Radebe also said that the situation was being monitored by police, who were still investigating the motive behind the attack.The Mercury
newspaper quoted John Lazarus, a Durban police spokesperson, as saying that anti-immigrants groups had ordered the foreigners to "leave KwaZulu Natal", the country's most populous province.
Xenophobic violence broke out in Johannesburg, about 600km, north of Durban, 10 days ago and has claimed 24 lives, displaced 13,000 people and seen scores injured by rampaging mobs bearing axes, machetes and razing shacks to the ground.'Quiet night'

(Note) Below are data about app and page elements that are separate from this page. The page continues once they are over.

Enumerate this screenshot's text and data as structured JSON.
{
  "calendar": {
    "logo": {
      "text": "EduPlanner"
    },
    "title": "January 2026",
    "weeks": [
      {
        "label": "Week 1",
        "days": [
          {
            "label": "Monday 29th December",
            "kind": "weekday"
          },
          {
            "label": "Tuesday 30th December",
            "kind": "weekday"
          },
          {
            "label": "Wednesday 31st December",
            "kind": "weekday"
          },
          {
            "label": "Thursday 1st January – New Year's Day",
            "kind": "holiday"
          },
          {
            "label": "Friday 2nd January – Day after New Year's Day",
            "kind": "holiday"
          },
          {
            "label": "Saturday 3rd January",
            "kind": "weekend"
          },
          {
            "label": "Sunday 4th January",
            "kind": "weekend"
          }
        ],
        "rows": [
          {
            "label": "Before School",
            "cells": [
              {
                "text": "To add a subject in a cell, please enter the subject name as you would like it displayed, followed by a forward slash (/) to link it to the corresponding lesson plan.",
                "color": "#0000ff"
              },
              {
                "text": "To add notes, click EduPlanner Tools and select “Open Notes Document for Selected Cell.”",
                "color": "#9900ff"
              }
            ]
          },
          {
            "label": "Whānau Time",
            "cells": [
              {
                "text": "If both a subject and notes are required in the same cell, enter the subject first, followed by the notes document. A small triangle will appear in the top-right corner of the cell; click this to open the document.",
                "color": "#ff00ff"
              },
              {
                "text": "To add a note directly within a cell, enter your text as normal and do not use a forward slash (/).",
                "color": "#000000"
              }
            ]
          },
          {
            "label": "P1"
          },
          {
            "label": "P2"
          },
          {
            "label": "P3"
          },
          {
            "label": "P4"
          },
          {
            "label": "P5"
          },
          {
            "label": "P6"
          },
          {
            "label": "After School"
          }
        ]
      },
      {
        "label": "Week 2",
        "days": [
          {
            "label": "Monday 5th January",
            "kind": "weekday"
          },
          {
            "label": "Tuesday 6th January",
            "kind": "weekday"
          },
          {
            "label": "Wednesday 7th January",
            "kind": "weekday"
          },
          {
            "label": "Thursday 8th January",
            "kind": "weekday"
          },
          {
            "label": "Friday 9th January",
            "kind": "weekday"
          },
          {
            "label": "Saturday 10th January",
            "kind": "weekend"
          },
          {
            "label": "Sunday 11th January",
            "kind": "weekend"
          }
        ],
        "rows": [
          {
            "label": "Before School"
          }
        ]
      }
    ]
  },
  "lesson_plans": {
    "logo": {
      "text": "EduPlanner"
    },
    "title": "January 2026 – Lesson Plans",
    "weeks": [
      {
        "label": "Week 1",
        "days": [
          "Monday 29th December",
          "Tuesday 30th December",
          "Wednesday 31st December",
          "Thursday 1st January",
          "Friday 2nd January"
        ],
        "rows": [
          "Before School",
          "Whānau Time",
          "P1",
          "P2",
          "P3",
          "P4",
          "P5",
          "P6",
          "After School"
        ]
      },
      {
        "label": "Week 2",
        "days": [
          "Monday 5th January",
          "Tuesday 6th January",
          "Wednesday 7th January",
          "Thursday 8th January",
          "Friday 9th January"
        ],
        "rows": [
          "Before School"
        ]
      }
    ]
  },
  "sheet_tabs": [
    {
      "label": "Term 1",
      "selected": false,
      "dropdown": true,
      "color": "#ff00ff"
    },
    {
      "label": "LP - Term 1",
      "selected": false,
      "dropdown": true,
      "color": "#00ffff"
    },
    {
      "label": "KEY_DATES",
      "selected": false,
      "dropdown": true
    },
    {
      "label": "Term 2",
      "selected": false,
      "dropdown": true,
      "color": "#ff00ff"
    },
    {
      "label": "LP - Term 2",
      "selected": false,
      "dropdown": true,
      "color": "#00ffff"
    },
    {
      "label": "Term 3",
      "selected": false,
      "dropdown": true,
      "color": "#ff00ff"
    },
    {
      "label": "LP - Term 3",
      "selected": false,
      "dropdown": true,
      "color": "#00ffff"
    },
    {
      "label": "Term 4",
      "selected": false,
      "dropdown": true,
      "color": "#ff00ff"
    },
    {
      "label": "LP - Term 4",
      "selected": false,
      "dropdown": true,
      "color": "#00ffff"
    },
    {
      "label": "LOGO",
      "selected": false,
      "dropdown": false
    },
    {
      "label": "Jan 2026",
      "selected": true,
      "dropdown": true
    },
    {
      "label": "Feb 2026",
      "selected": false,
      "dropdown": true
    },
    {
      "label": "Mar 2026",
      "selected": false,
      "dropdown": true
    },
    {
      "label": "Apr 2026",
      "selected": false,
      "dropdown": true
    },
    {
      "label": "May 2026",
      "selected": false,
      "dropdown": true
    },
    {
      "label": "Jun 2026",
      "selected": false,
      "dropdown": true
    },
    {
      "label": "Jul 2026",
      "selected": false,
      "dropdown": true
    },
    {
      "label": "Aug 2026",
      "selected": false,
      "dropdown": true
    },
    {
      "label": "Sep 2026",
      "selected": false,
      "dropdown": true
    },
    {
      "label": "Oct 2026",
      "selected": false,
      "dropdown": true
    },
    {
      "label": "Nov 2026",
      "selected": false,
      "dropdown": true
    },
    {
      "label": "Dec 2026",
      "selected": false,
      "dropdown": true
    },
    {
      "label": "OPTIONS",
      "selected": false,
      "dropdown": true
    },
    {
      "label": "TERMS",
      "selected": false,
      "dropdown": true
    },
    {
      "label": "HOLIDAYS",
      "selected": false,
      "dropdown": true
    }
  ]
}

Locals accuse foreigners, millions of whom migrate to South Africa in search of jobs and a better life, of committing crime and depriving them of employment opportunities.